(WORK REQUIRED):
Keeping every word and mark, copy all of the data.

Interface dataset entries
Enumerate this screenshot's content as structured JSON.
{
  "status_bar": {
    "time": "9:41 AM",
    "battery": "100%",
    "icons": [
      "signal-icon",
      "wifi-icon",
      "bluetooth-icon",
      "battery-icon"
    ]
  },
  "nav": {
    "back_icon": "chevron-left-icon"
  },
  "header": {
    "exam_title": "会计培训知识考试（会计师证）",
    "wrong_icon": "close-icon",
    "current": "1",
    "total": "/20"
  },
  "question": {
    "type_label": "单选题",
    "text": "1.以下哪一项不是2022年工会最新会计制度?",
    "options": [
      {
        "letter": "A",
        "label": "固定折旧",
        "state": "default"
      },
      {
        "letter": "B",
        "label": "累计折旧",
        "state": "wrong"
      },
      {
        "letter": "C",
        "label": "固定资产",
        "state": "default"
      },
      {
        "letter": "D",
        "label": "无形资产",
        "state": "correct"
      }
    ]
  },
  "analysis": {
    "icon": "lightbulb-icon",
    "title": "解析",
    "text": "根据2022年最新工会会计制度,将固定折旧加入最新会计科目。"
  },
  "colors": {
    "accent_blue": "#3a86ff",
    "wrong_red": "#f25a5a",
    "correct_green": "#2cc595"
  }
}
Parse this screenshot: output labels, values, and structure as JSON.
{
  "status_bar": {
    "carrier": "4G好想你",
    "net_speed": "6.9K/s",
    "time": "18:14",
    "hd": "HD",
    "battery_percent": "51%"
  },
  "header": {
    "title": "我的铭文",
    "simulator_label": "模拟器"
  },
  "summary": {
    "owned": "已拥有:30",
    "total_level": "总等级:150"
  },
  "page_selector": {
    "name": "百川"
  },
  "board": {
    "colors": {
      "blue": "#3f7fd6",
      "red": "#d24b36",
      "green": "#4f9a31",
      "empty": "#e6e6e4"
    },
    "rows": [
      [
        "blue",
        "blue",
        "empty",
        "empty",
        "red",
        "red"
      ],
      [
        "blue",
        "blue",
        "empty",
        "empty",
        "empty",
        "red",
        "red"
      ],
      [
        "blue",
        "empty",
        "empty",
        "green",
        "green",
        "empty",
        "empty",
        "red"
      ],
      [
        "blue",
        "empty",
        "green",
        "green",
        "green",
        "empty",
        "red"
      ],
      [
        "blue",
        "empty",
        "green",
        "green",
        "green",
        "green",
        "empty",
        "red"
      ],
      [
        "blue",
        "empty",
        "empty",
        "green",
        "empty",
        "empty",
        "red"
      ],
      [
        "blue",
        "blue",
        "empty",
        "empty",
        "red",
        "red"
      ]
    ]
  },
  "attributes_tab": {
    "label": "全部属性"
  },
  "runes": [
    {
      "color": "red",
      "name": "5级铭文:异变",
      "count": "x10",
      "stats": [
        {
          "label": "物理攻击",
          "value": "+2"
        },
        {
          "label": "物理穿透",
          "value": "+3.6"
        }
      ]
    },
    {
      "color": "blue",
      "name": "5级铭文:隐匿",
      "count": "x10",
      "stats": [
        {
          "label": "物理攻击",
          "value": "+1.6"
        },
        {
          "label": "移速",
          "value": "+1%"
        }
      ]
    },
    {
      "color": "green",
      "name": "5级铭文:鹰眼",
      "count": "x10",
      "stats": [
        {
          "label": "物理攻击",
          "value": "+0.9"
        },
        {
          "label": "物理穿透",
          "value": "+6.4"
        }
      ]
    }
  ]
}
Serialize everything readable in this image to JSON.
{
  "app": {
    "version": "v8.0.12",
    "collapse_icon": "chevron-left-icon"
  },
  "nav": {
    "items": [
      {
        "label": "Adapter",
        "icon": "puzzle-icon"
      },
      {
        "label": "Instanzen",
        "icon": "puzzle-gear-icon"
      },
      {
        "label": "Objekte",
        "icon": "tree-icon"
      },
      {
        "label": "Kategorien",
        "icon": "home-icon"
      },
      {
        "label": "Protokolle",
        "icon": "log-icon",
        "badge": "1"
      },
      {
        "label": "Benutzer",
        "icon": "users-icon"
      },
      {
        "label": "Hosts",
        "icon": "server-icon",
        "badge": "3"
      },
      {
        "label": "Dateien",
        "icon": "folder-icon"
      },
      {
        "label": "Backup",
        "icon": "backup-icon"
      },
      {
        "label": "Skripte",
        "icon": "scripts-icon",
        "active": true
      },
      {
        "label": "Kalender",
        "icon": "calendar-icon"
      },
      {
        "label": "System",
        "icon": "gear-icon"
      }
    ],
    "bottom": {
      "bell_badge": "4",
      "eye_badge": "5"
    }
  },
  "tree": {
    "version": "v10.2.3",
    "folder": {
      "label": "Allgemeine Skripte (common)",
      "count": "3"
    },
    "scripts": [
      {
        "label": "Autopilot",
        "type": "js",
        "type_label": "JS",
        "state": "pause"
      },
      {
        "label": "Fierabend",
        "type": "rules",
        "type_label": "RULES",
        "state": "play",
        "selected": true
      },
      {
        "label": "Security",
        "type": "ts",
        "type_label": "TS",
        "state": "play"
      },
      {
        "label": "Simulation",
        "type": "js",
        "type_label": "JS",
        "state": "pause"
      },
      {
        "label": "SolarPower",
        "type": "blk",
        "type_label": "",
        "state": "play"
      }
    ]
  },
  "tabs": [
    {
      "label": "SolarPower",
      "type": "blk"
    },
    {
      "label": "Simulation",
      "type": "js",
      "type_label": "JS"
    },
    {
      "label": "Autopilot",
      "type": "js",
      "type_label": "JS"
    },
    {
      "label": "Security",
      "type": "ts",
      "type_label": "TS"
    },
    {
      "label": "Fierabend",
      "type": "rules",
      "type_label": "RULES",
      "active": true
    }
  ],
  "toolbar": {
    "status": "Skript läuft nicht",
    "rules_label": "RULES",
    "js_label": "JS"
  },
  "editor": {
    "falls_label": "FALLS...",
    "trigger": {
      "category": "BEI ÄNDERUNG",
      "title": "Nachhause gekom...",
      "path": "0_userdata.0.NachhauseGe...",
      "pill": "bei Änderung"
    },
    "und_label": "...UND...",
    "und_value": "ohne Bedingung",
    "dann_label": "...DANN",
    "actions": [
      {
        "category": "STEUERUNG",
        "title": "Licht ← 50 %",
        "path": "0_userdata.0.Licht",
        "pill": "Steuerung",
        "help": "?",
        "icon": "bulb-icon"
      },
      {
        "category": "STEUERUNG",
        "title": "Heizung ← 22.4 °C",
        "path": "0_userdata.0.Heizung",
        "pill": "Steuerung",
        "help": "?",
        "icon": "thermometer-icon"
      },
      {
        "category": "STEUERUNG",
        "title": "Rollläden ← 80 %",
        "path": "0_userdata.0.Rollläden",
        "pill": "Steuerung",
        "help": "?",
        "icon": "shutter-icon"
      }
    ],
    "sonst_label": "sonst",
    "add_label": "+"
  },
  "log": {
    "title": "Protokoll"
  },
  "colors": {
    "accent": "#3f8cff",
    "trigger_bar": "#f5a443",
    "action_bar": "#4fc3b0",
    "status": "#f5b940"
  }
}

(SOLUTION FOR THIS PROBLEM):
Enumerate this screenshot's content as structured JSON.
{
  "status_bar": {
    "time": "9:41 AM",
    "battery": "100%",
    "icons": [
      "signal-icon",
      "wifi-icon",
      "bluetooth-icon",
      "battery-icon"
    ]
  },
  "nav": {
    "back_icon": "chevron-left-icon"
  },
  "header": {
    "exam_title": "会计培训知识考试（会计师证）",
    "wrong_icon": "close-icon",
    "current": "1",
    "total": "/20"
  },
  "question": {
    "type_label": "单选题",
    "text": "1.以下哪一项不是2022年工会最新会计制度?",
    "options": [
      {
        "letter": "A",
        "label": "固定折旧",
        "state": "default"
      },
      {
        "letter": "B",
        "label": "累计折旧",
        "state": "wrong"
      },
      {
        "letter": "C",
        "label": "固定资产",
        "state": "default"
      },
      {
        "letter": "D",
        "label": "无形资产",
        "state": "correct"
      }
    ]
  },
  "analysis": {
    "icon": "lightbulb-icon",
    "title": "解析",
    "text": "根据2022年最新工会会计制度,将固定折旧加入最新会计科目。"
  },
  "colors": {
    "accent_blue": "#3a86ff",
    "wrong_red": "#f25a5a",
    "correct_green": "#2cc595"
  }
}
Parse this screenshot: output labels, values, and structure as JSON.
{
  "status_bar": {
    "carrier": "4G好想你",
    "net_speed": "6.9K/s",
    "time": "18:14",
    "hd": "HD",
    "battery_percent": "51%"
  },
  "header": {
    "title": "我的铭文",
    "simulator_label": "模拟器"
  },
  "summary": {
    "owned": "已拥有:30",
    "total_level": "总等级:150"
  },
  "page_selector": {
    "name": "百川"
  },
  "board": {
    "colors": {
      "blue": "#3f7fd6",
      "red": "#d24b36",
      "green": "#4f9a31",
      "empty": "#e6e6e4"
    },
    "rows": [
      [
        "blue",
        "blue",
        "empty",
        "empty",
        "red",
        "red"
      ],
      [
        "blue",
        "blue",
        "empty",
        "empty",
        "empty",
        "red",
        "red"
      ],
      [
        "blue",
        "empty",
        "empty",
        "green",
        "green",
        "empty",
        "empty",
        "red"
      ],
      [
        "blue",
        "empty",
        "green",
        "green",
        "green",
        "empty",
        "red"
      ],
      [
        "blue",
        "empty",
        "green",
        "green",
        "green",
        "green",
        "empty",
        "red"
      ],
      [
        "blue",
        "empty",
        "empty",
        "green",
        "empty",
        "empty",
        "red"
      ],
      [
        "blue",
        "blue",
        "empty",
        "empty",
        "red",
        "red"
      ]
    ]
  },
  "attributes_tab": {
    "label": "全部属性"
  },
  "runes": [
    {
      "color": "red",
      "name": "5级铭文:异变",
      "count": "x10",
      "stats": [
        {
          "label": "物理攻击",
          "value": "+2"
        },
        {
          "label": "物理穿透",
          "value": "+3.6"
        }
      ]
    },
    {
      "color": "blue",
      "name": "5级铭文:隐匿",
      "count": "x10",
      "stats": [
        {
          "label": "物理攻击",
          "value": "+1.6"
        },
        {
          "label": "移速",
          "value": "+1%"
        }
      ]
    },
    {
      "color": "green",
      "name": "5级铭文:鹰眼",
      "count": "x10",
      "stats": [
        {
          "label": "物理攻击",
          "value": "+0.9"
        },
        {
          "label": "物理穿透",
          "value": "+6.4"
        }
      ]
    }
  ]
}
Serialize everything readable in this image to JSON.
{
  "app": {
    "version": "v8.0.12",
    "collapse_icon": "chevron-left-icon"
  },
  "nav": {
    "items": [
      {
        "label": "Adapter",
        "icon": "puzzle-icon"
      },
      {
        "label": "Instanzen",
        "icon": "puzzle-gear-icon"
      },
      {
        "label": "Objekte",
        "icon": "tree-icon"
      },
      {
        "label": "Kategorien",
        "icon": "home-icon"
      },
      {
        "label": "Protokolle",
        "icon": "log-icon",
        "badge": "1"
      },
      {
        "label": "Benutzer",
        "icon": "users-icon"
      },
      {
        "label": "Hosts",
        "icon": "server-icon",
        "badge": "3"
      },
      {
        "label": "Dateien",
        "icon": "folder-icon"
      },
      {
        "label": "Backup",
        "icon": "backup-icon"
      },
      {
        "label": "Skripte",
        "icon": "scripts-icon",
        "active": true
      },
      {
        "label": "Kalender",
        "icon": "calendar-icon"
      },
      {
        "label": "System",
        "icon": "gear-icon"
      }
    ],
    "bottom": {
      "bell_badge": "4",
      "eye_badge": "5"
    }
  },
  "tree": {
    "version": "v10.2.3",
    "folder": {
      "label": "Allgemeine Skripte (common)",
      "count": "3"
    },
    "scripts": [
      {
        "label": "Autopilot",
        "type": "js",
        "type_label": "JS",
        "state": "pause"
      },
      {
        "label": "Fierabend",
        "type": "rules",
        "type_label": "RULES",
        "state": "play",
        "selected": true
      },
      {
        "label": "Security",
        "type": "ts",
        "type_label": "TS",
        "state": "play"
      },
      {
        "label": "Simulation",
        "type": "js",
        "type_label": "JS",
        "state": "pause"
      },
      {
        "label": "SolarPower",
        "type": "blk",
        "type_label": "",
        "state": "play"
      }
    ]
  },
  "tabs": [
    {
      "label": "SolarPower",
      "type": "blk"
    },
    {
      "label": "Simulation",
      "type": "js",
      "type_label": "JS"
    },
    {
      "label": "Autopilot",
      "type": "js",
      "type_label": "JS"
    },
    {
      "label": "Security",
      "type": "ts",
      "type_label": "TS"
    },
    {
      "label": "Fierabend",
      "type": "rules",
      "type_label": "RULES",
      "active": true
    }
  ],
  "toolbar": {
    "status": "Skript läuft nicht",
    "rules_label": "RULES",
    "js_label": "JS"
  },
  "editor": {
    "falls_label": "FALLS...",
    "trigger": {
      "category": "BEI ÄNDERUNG",
      "title": "Nachhause gekom...",
      "path": "0_userdata.0.NachhauseGe...",
      "pill": "bei Änderung"
    },
    "und_label": "...UND...",
    "und_value": "ohne Bedingung",
    "dann_label": "...DANN",
    "actions": [
      {
        "category": "STEUERUNG",
        "title": "Licht ← 50 %",
        "path": "0_userdata.0.Licht",
        "pill": "Steuerung",
        "help": "?",
        "icon": "bulb-icon"
      },
      {
        "category": "STEUERUNG",
        "title": "Heizung ← 22.4 °C",
        "path": "0_userdata.0.Heizung",
        "pill": "Steuerung",
        "help": "?",
        "icon": "thermometer-icon"
      },
      {
        "category": "STEUERUNG",
        "title": "Rollläden ← 80 %",
        "path": "0_userdata.0.Rollläden",
        "pill": "Steuerung",
        "help": "?",
        "icon": "shutter-icon"
      }
    ],
    "sonst_label": "sonst",
    "add_label": "+"
  },
  "log": {
    "title": "Protokoll"
  },
  "colors": {
    "accent": "#3f8cff",
    "trigger_bar": "#f5a443",
    "action_bar": "#4fc3b0",
    "status": "#f5b940"
  }
}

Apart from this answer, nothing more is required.